However, the pre-defined timings of the surveys that contribute to our official statistics have not allowed us to provide regular reports on the impact of Covid-19 during the lockdown period.

Therefore, in response to the Covid-19 outbreak, The Gambling Commission commissioned questions on YouGov’s Covid-19 tracker, a weekly online survey of around 2,000 adults in Great Britain, which has enabled us to monitor key metrics including:

  • Changes in gambling participation
  • How many people are taking up gambling activities for the first time
  • How many people are increasing the time or money they spend on gambling
  • Awareness of marketing for different types of gambling

The YouGov data is not being published as official statistics but provides the Commission with a flexible way to add to our consumer evidence base via a weekly nationally representative survey.  For more information on the methodology of the Covid-19 tracker please see the YouGov data tables.

[4] *Gambling Commission Industry Statistics

[5] It should be noted that:

  • The first half of March (pre-lockdown) featured Cheltenham, a major event in the horse racing calendar, as well other sporting events, which have a major impact on the results of the data. March’s active customer data therefore does not provide a full picture of the impact Covid-19 has had on the market.
  • It is also worth considering that while we expect products to experience some organic growth year on year (y-o-y), the increases we have seen from the data in certain products goes above and beyond what can be considered as organic y-o-y growth

[6] YouGov Covid-19 Tracker

[7] In the YouGov research conducted from 16-17 April, 0.2% of respondents had started gambling for the first time, and 1.8% said they had stopped gambling altogether in the last four weeks

[8] Players who have placed one or more bet / spin during the month

[9] The National Lottery operator Camelot release sales figures monthly in line with publication timescales

[10] In the first wave (16-17 April) the last four weeks could include a short period pre-lockdown, but we do not think this point impacts the finding significantly. For clarity this also includes NL products.

[11] By the engaged here we mean those who have participated in three or more gambling activities in the last four weeks (n=248). 

[12] We suspect this figure may be inflated by respondents who played online for the first time, or tried out a particular National Lottery game, in addition to those who are completely new to the category’

[13] YouGov Covid-19 Tracker

[14] From Populus online tracker March 2020

[15] This should not be directly compared to GGY published in our Industry Statistics because this data is taken from a sample of approximately 80% of the online market.

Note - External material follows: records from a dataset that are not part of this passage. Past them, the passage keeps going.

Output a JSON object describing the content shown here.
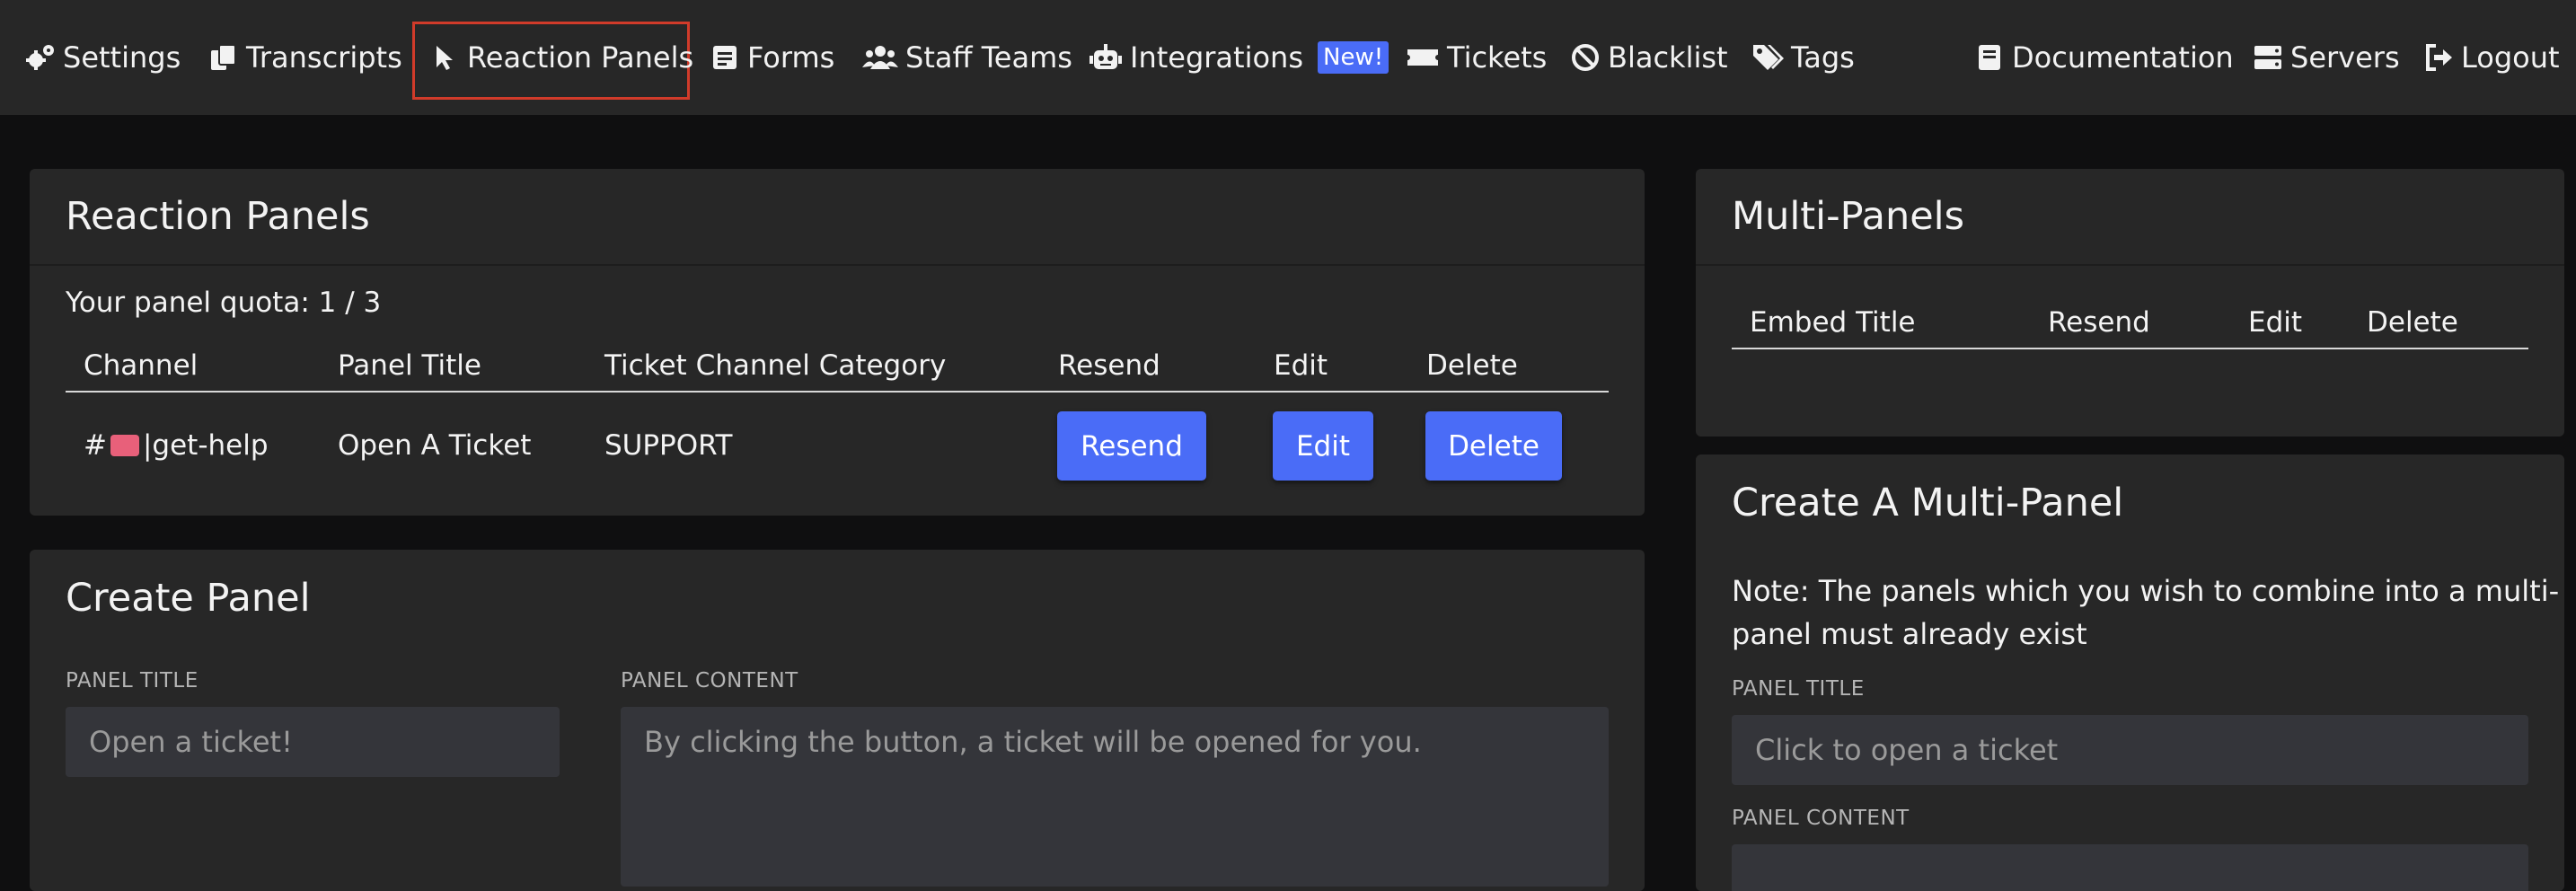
{
  "nav": {
    "settings": "Settings",
    "transcripts": "Transcripts",
    "reaction_panels": "Reaction Panels",
    "forms": "Forms",
    "staff_teams": "Staff Teams",
    "integrations": "Integrations",
    "integrations_badge": "New!",
    "tickets": "Tickets",
    "blacklist": "Blacklist",
    "tags": "Tags",
    "documentation": "Documentation",
    "servers": "Servers",
    "logout": "Logout",
    "active_item": "Reaction Panels"
  },
  "reaction_panels": {
    "title": "Reaction Panels",
    "quota": "Your panel quota: 1 / 3",
    "columns": [
      "Channel",
      "Panel Title",
      "Ticket Channel Category",
      "Resend",
      "Edit",
      "Delete"
    ],
    "rows": [
      {
        "channel_prefix": "#",
        "channel_emoji": "ticket-emoji",
        "channel_suffix": "|get-help",
        "panel_title": "Open A Ticket",
        "category": "SUPPORT",
        "resend_label": "Resend",
        "edit_label": "Edit",
        "delete_label": "Delete"
      }
    ]
  },
  "create_panel": {
    "title": "Create Panel",
    "panel_title_label": "PANEL TITLE",
    "panel_title_placeholder": "Open a ticket!",
    "panel_content_label": "PANEL CONTENT",
    "panel_content_placeholder": "By clicking the button, a ticket will be opened for you."
  },
  "multi_panels": {
    "title": "Multi-Panels",
    "columns": [
      "Embed Title",
      "Resend",
      "Edit",
      "Delete"
    ]
  },
  "create_multi_panel": {
    "title": "Create A Multi-Panel",
    "note_line1": "Note: The panels which you wish to combine into a multi-",
    "note_line2": "panel must already exist",
    "panel_title_label": "PANEL TITLE",
    "panel_title_placeholder": "Click to open a ticket",
    "panel_content_label": "PANEL CONTENT"
  },
  "colors": {
    "background": "#0f0f10",
    "navbar": "#272727",
    "card": "#272727",
    "accent_button": "#4a6cf7",
    "active_outline": "#d13b2a",
    "input": "#34353a"
  }
}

[16] YouGov Covid-19 Tracker, wave 11 (20-21 May) (n=2092)

[17] YouGov Covid-19 Tracker

[18] By the engaged here we mean those who have participated in three or more gambling activities in the last four weeks, but not for the first time (n=230).